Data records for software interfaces
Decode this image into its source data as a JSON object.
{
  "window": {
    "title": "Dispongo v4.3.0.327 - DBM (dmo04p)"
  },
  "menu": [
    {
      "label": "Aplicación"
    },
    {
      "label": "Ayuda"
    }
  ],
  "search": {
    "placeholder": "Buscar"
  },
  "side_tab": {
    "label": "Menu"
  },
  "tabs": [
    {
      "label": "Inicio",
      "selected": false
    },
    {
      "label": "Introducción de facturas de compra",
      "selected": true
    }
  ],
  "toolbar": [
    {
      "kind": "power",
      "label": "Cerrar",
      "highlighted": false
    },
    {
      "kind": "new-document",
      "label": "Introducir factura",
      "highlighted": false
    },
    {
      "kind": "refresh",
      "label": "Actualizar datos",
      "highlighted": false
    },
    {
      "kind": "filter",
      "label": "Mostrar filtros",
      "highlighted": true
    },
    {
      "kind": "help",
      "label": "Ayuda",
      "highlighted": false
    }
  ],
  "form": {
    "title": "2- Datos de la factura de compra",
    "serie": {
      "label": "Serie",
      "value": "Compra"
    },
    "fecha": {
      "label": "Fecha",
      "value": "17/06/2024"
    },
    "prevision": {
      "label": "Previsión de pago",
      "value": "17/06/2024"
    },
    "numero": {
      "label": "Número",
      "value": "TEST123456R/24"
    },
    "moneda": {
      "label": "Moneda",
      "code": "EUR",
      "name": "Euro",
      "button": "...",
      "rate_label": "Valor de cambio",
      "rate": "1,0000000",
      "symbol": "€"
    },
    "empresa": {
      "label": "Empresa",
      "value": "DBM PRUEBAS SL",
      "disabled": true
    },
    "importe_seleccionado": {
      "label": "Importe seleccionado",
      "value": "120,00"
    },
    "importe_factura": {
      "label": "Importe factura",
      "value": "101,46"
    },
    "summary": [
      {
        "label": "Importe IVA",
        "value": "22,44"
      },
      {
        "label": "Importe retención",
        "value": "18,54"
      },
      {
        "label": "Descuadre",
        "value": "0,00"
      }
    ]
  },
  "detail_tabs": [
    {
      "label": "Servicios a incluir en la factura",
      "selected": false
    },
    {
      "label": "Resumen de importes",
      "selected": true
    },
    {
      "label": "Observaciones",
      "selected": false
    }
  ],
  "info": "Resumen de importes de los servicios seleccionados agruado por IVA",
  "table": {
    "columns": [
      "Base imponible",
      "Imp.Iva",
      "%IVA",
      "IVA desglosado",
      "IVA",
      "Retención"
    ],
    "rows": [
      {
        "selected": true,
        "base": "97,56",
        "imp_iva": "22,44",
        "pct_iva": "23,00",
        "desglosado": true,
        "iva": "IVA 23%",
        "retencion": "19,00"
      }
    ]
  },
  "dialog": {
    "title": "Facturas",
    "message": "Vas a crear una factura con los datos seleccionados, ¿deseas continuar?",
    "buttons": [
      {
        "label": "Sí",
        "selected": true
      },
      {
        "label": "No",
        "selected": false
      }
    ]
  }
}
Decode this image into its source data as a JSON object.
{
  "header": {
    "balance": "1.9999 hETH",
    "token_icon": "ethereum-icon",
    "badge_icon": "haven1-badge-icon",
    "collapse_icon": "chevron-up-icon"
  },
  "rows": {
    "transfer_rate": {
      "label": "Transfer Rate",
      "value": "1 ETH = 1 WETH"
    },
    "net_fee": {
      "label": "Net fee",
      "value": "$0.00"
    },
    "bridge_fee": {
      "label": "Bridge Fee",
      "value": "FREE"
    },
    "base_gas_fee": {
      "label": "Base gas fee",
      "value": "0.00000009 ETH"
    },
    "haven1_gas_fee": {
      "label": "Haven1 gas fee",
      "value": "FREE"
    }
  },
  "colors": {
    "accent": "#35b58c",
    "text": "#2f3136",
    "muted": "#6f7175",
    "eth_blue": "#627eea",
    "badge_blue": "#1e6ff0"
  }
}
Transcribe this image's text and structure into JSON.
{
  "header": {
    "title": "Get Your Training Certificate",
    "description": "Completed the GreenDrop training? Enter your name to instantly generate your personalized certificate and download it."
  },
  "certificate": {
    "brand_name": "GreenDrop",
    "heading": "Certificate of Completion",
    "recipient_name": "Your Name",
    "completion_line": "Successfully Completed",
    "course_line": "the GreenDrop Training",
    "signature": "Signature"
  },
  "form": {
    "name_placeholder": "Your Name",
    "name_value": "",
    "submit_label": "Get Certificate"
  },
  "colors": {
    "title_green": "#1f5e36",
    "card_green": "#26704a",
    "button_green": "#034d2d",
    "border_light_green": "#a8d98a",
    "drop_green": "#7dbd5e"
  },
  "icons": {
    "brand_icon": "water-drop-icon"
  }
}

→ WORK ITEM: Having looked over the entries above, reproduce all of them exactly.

→ TASK ANSWER:
Decode this image into its source data as a JSON object.
{
  "window": {
    "title": "Dispongo v4.3.0.327 - DBM (dmo04p)"
  },
  "menu": [
    {
      "label": "Aplicación"
    },
    {
      "label": "Ayuda"
    }
  ],
  "search": {
    "placeholder": "Buscar"
  },
  "side_tab": {
    "label": "Menu"
  },
  "tabs": [
    {
      "label": "Inicio",
      "selected": false
    },
    {
      "label": "Introducción de facturas de compra",
      "selected": true
    }
  ],
  "toolbar": [
    {
      "kind": "power",
      "label": "Cerrar",
      "highlighted": false
    },
    {
      "kind": "new-document",
      "label": "Introducir factura",
      "highlighted": false
    },
    {
      "kind": "refresh",
      "label": "Actualizar datos",
      "highlighted": false
    },
    {
      "kind": "filter",
      "label": "Mostrar filtros",
      "highlighted": true
    },
    {
      "kind": "help",
      "label": "Ayuda",
      "highlighted": false
    }
  ],
  "form": {
    "title": "2- Datos de la factura de compra",
    "serie": {
      "label": "Serie",
      "value": "Compra"
    },
    "fecha": {
      "label": "Fecha",
      "value": "17/06/2024"
    },
    "prevision": {
      "label": "Previsión de pago",
      "value": "17/06/2024"
    },
    "numero": {
      "label": "Número",
      "value": "TEST123456R/24"
    },
    "moneda": {
      "label": "Moneda",
      "code": "EUR",
      "name": "Euro",
      "button": "...",
      "rate_label": "Valor de cambio",
      "rate": "1,0000000",
      "symbol": "€"
    },
    "empresa": {
      "label": "Empresa",
      "value": "DBM PRUEBAS SL",
      "disabled": true
    },
    "importe_seleccionado": {
      "label": "Importe seleccionado",
      "value": "120,00"
    },
    "importe_factura": {
      "label": "Importe factura",
      "value": "101,46"
    },
    "summary": [
      {
        "label": "Importe IVA",
        "value": "22,44"
      },
      {
        "label": "Importe retención",
        "value": "18,54"
      },
      {
        "label": "Descuadre",
        "value": "0,00"
      }
    ]
  },
  "detail_tabs": [
    {
      "label": "Servicios a incluir en la factura",
      "selected": false
    },
    {
      "label": "Resumen de importes",
      "selected": true
    },
    {
      "label": "Observaciones",
      "selected": false
    }
  ],
  "info": "Resumen de importes de los servicios seleccionados agruado por IVA",
  "table": {
    "columns": [
      "Base imponible",
      "Imp.Iva",
      "%IVA",
      "IVA desglosado",
      "IVA",
      "Retención"
    ],
    "rows": [
      {
        "selected": true,
        "base": "97,56",
        "imp_iva": "22,44",
        "pct_iva": "23,00",
        "desglosado": true,
        "iva": "IVA 23%",
        "retencion": "19,00"
      }
    ]
  },
  "dialog": {
    "title": "Facturas",
    "message": "Vas a crear una factura con los datos seleccionados, ¿deseas continuar?",
    "buttons": [
      {
        "label": "Sí",
        "selected": true
      },
      {
        "label": "No",
        "selected": false
      }
    ]
  }
}
Decode this image into its source data as a JSON object.
{
  "header": {
    "balance": "1.9999 hETH",
    "token_icon": "ethereum-icon",
    "badge_icon": "haven1-badge-icon",
    "collapse_icon": "chevron-up-icon"
  },
  "rows": {
    "transfer_rate": {
      "label": "Transfer Rate",
      "value": "1 ETH = 1 WETH"
    },
    "net_fee": {
      "label": "Net fee",
      "value": "$0.00"
    },
    "bridge_fee": {
      "label": "Bridge Fee",
      "value": "FREE"
    },
    "base_gas_fee": {
      "label": "Base gas fee",
      "value": "0.00000009 ETH"
    },
    "haven1_gas_fee": {
      "label": "Haven1 gas fee",
      "value": "FREE"
    }
  },
  "colors": {
    "accent": "#35b58c",
    "text": "#2f3136",
    "muted": "#6f7175",
    "eth_blue": "#627eea",
    "badge_blue": "#1e6ff0"
  }
}
Transcribe this image's text and structure into JSON.
{
  "header": {
    "title": "Get Your Training Certificate",
    "description": "Completed the GreenDrop training? Enter your name to instantly generate your personalized certificate and download it."
  },
  "certificate": {
    "brand_name": "GreenDrop",
    "heading": "Certificate of Completion",
    "recipient_name": "Your Name",
    "completion_line": "Successfully Completed",
    "course_line": "the GreenDrop Training",
    "signature": "Signature"
  },
  "form": {
    "name_placeholder": "Your Name",
    "name_value": "",
    "submit_label": "Get Certificate"
  },
  "colors": {
    "title_green": "#1f5e36",
    "card_green": "#26704a",
    "button_green": "#034d2d",
    "border_light_green": "#a8d98a",
    "drop_green": "#7dbd5e"
  },
  "icons": {
    "brand_icon": "water-drop-icon"
  }
}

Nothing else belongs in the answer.